WHAT THE TASK ASKS.
What lines of the data below include the word "this"? Report them by copying each.

THE DATA.
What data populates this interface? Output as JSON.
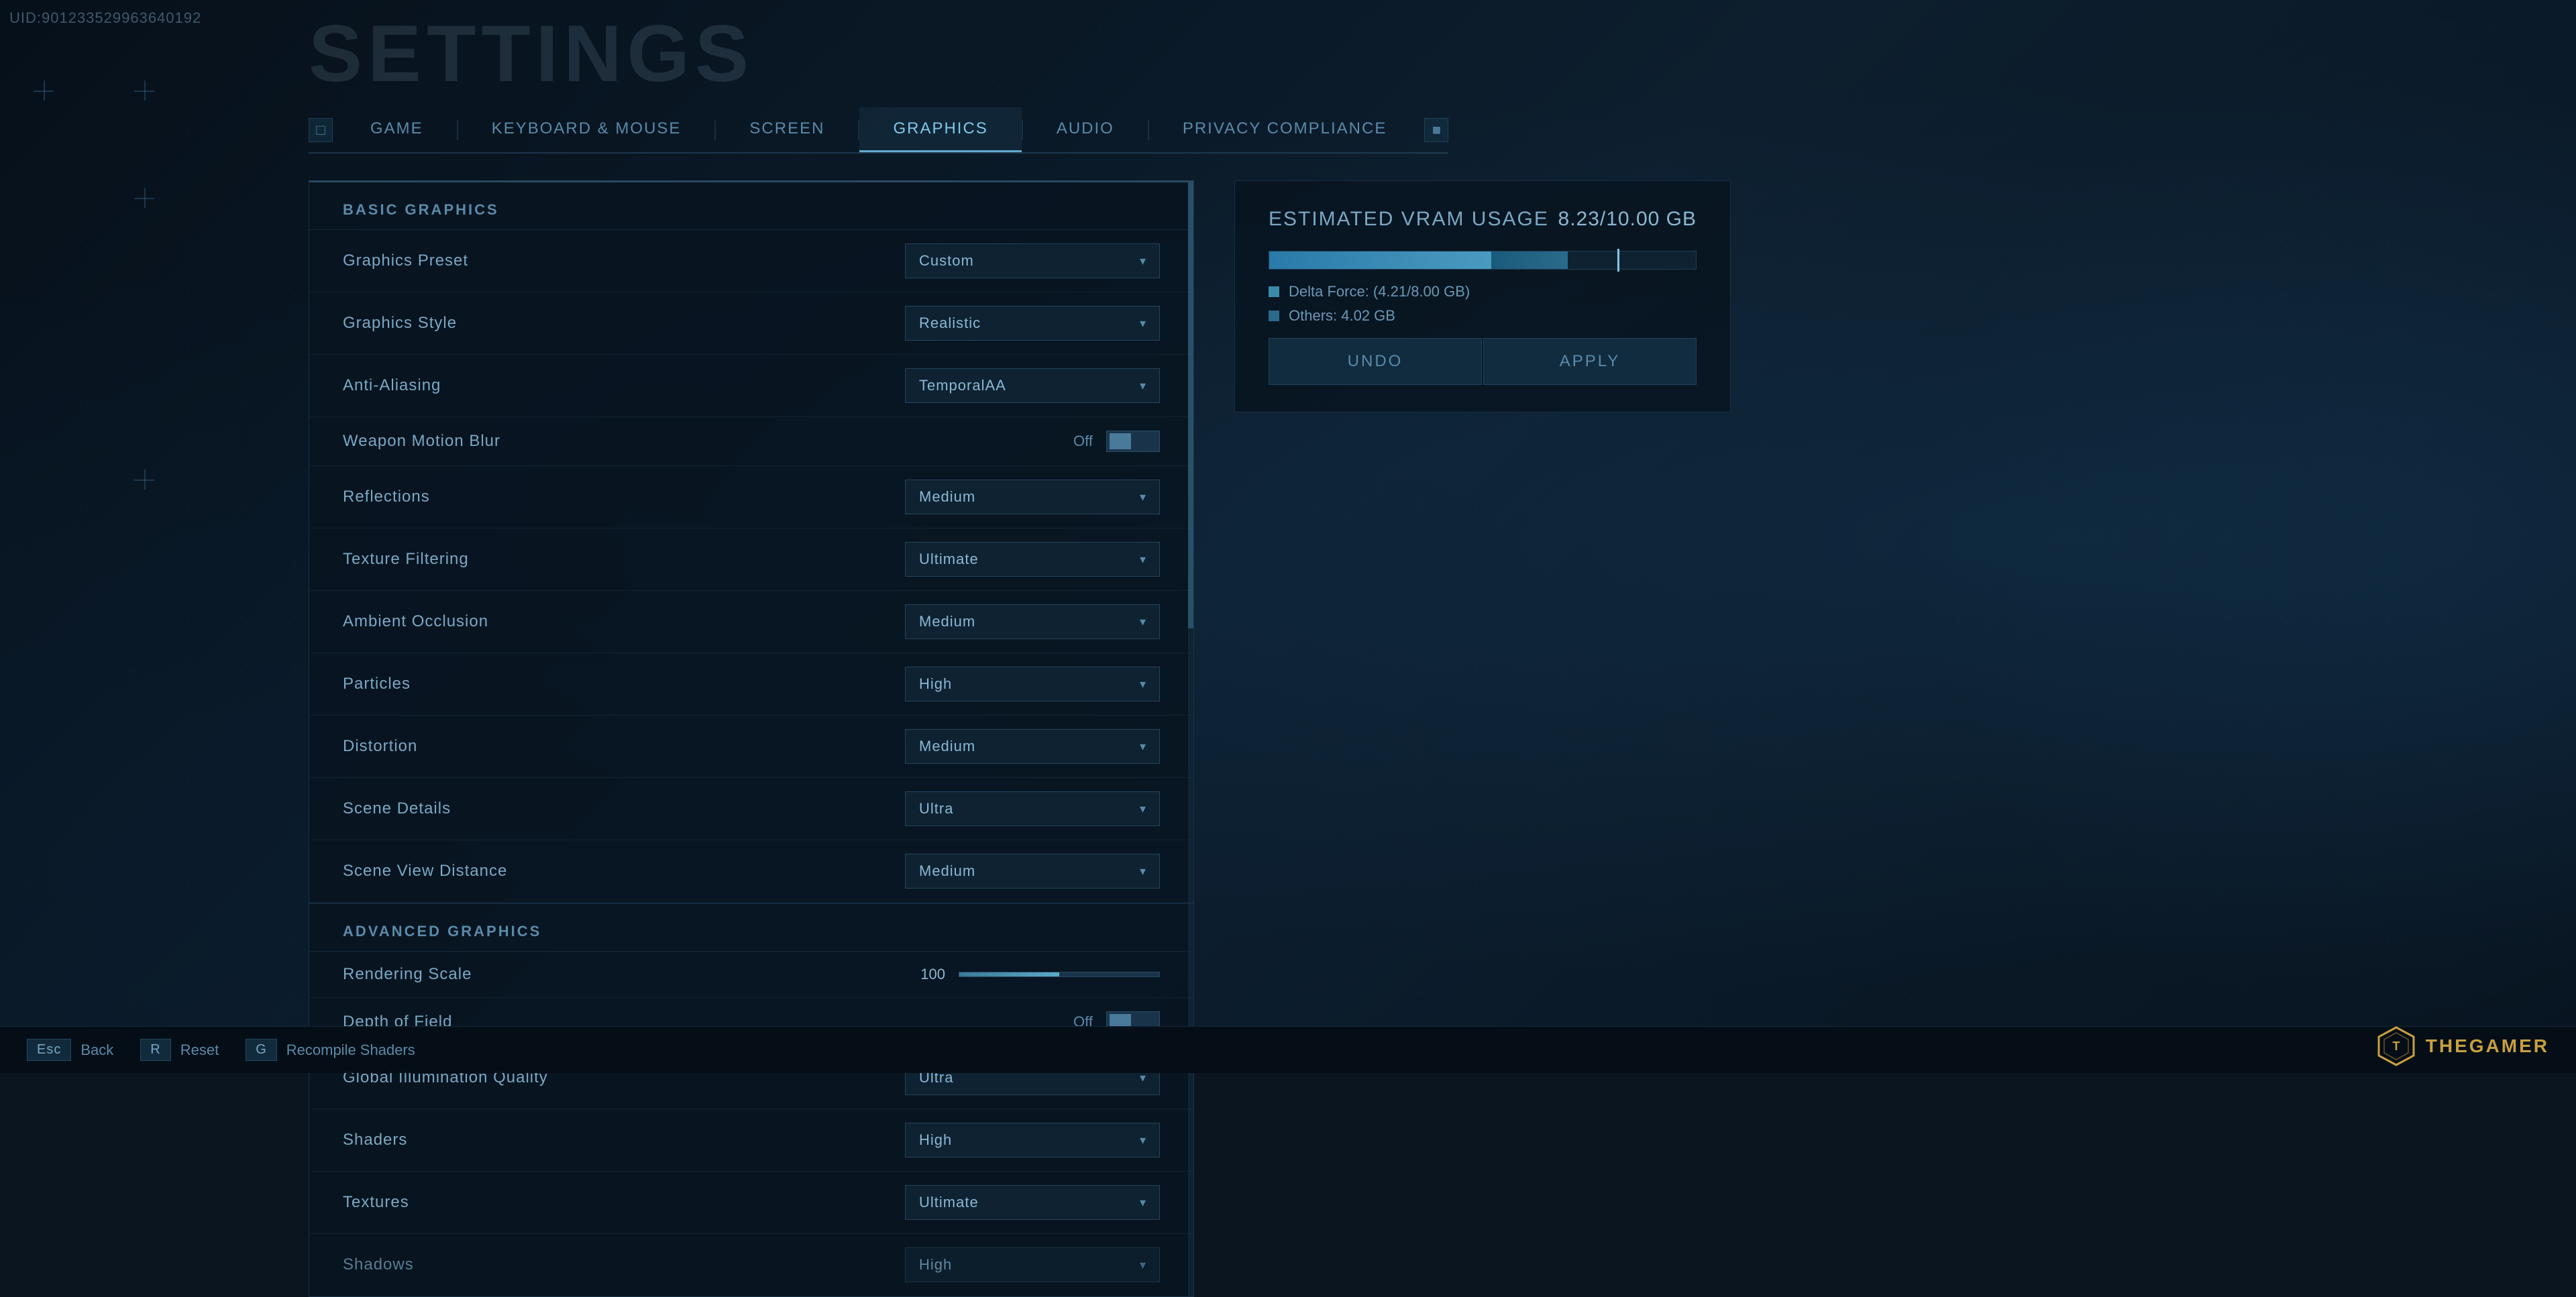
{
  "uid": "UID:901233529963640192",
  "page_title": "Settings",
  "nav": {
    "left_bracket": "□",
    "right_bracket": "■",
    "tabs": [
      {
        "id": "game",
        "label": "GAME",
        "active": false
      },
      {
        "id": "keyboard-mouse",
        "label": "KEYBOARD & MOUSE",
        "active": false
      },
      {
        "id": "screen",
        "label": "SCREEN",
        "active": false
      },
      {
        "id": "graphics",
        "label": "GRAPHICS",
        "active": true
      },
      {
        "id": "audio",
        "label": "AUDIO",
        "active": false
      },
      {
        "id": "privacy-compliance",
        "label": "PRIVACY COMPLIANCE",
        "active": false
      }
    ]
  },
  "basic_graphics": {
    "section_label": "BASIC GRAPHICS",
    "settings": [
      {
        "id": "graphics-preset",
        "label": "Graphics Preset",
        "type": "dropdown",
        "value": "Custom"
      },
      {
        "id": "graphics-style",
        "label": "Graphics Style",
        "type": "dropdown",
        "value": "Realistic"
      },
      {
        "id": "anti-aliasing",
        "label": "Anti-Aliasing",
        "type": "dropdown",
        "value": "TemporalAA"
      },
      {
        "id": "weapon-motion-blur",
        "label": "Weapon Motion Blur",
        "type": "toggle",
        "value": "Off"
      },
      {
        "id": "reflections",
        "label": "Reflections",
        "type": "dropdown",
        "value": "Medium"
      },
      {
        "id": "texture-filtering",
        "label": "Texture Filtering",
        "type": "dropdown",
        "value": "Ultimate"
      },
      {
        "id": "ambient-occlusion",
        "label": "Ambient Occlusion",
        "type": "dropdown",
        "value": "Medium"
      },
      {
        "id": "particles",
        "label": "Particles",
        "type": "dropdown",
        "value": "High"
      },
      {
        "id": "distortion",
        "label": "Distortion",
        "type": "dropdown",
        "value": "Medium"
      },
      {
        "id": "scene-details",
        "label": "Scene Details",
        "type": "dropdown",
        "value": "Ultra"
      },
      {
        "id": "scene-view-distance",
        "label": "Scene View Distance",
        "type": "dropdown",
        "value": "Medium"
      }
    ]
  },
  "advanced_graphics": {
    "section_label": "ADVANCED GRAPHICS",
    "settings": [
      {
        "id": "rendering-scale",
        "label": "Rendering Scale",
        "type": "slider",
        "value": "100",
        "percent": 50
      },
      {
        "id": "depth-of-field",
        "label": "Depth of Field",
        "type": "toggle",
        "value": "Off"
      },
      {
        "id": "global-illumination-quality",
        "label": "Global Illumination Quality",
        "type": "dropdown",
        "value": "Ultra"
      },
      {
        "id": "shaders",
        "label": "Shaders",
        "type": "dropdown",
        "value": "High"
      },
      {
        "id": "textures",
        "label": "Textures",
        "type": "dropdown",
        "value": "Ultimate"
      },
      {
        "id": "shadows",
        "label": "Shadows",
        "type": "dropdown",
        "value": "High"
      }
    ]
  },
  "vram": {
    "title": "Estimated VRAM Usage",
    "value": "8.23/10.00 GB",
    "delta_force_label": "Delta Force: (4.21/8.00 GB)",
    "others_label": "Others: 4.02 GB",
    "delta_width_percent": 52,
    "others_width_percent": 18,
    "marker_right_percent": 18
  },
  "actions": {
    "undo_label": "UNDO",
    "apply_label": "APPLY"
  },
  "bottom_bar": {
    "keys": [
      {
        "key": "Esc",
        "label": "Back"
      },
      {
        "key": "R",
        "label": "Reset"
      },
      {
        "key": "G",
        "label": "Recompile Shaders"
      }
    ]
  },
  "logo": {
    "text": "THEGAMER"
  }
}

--

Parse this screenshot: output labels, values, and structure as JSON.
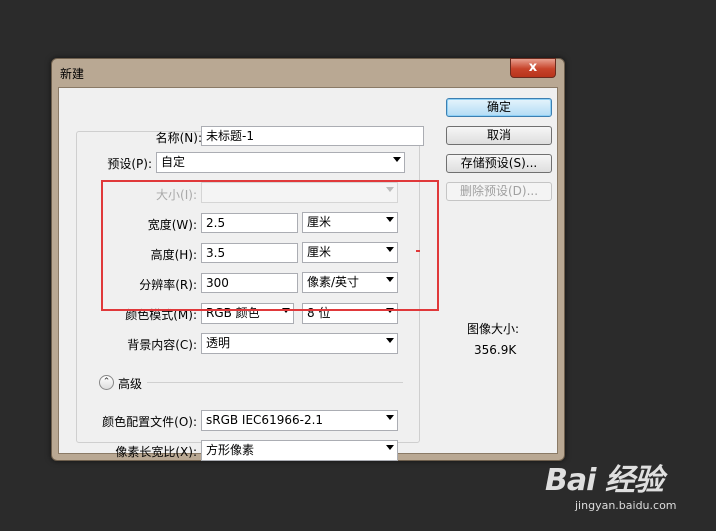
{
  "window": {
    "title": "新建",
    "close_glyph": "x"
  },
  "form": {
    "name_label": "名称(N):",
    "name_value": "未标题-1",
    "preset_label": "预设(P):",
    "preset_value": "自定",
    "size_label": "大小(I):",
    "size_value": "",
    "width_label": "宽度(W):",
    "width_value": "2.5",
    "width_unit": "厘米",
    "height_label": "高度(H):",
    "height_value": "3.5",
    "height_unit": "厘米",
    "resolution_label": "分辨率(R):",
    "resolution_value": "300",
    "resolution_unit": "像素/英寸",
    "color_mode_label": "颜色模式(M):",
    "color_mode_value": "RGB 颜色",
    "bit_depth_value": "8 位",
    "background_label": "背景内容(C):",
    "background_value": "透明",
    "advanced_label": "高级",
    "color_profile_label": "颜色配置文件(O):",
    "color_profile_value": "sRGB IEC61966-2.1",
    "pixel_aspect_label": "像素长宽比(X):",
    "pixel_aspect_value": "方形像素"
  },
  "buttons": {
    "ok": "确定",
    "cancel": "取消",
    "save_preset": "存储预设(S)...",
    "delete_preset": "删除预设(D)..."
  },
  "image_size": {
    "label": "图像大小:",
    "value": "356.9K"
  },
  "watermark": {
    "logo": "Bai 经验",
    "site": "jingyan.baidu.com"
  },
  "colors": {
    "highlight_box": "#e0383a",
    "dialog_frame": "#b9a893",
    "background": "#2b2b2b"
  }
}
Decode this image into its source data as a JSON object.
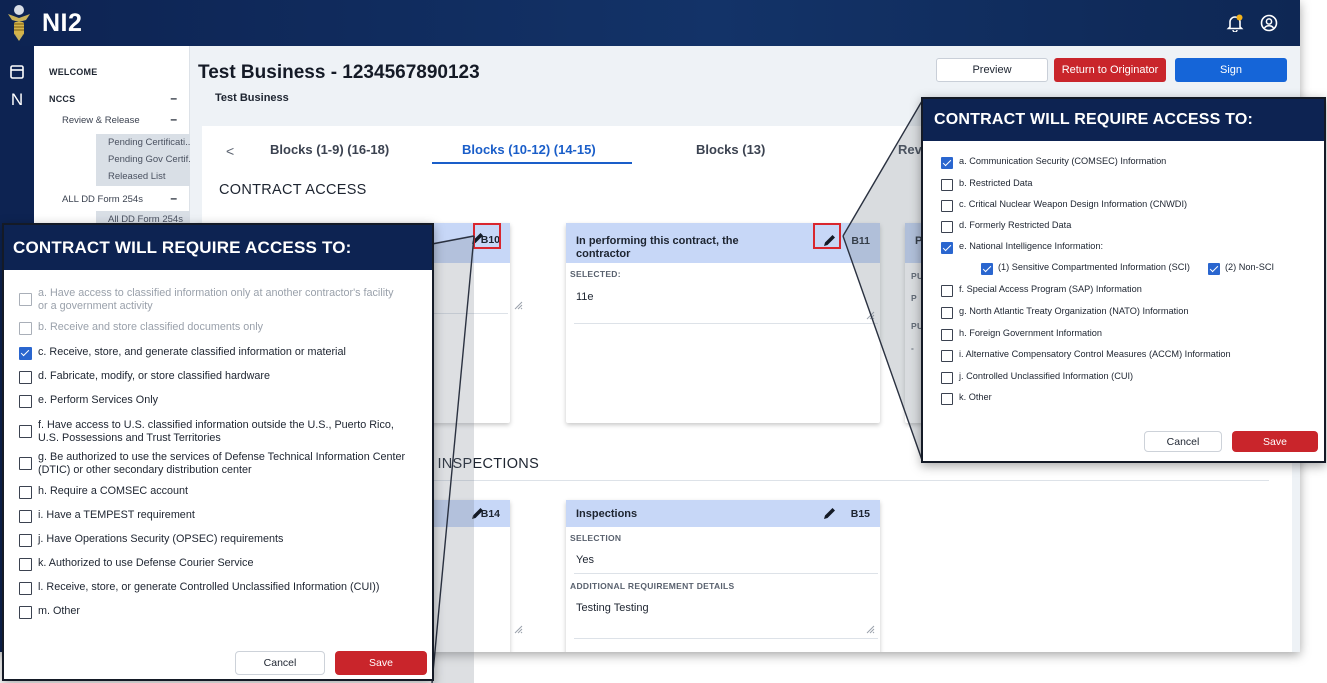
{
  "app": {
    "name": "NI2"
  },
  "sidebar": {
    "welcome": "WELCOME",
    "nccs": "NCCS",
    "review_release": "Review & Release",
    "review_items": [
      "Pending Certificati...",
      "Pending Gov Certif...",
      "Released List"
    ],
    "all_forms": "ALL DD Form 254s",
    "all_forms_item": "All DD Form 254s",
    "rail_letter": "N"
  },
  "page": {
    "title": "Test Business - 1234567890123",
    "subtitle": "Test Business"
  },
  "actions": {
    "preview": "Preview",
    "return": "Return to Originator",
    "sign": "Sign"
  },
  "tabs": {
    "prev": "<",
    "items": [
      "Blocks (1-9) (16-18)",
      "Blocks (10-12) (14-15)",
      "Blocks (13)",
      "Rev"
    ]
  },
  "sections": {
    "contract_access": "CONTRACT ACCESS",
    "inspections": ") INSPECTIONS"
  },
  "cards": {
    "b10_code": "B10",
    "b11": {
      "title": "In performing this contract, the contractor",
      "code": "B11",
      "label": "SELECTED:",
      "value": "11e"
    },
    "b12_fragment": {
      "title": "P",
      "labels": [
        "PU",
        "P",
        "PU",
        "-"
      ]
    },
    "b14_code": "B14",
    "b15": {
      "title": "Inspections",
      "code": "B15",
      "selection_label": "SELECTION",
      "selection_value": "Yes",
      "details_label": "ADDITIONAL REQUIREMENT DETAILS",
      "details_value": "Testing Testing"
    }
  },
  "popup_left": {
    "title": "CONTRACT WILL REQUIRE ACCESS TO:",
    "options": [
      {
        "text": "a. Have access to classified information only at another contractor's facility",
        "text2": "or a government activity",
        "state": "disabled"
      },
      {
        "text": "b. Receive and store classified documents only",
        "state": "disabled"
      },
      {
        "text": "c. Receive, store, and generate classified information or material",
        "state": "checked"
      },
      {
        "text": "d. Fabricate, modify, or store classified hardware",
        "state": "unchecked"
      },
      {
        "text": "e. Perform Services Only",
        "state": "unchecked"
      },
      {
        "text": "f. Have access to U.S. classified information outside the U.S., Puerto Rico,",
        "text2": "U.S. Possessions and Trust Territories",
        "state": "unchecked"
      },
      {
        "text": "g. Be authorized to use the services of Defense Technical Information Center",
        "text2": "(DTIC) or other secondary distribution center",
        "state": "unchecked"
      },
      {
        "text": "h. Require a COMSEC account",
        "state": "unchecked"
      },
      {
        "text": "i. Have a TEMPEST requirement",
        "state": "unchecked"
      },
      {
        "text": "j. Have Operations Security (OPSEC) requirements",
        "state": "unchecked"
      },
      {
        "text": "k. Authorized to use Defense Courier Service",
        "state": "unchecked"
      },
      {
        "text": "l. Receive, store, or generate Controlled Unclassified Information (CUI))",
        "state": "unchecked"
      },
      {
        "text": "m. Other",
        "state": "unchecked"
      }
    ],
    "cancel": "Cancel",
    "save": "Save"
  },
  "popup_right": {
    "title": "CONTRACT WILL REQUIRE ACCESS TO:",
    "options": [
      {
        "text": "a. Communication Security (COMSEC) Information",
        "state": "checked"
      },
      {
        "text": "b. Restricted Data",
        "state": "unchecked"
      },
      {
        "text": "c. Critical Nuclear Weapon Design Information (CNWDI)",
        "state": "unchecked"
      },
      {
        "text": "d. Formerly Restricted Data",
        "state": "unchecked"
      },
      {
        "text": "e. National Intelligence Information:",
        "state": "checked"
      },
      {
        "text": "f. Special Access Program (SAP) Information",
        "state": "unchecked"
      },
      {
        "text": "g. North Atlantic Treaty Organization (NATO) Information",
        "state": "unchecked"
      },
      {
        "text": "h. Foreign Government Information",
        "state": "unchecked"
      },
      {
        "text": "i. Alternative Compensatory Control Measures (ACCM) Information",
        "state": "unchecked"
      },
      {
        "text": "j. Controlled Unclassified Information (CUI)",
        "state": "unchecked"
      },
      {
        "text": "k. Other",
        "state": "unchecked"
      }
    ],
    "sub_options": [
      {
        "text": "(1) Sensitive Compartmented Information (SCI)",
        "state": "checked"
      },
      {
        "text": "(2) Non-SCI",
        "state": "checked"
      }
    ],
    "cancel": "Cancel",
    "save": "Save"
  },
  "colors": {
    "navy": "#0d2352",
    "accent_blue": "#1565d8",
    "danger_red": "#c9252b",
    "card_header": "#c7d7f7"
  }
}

RESULT OF THE TASK.
What data populates this interface? Output as JSON.
Parse this screenshot: output labels, values, and structure as JSON.
Decode this image into its source data as a JSON object.
      "title": "In performing this contract, the contractor",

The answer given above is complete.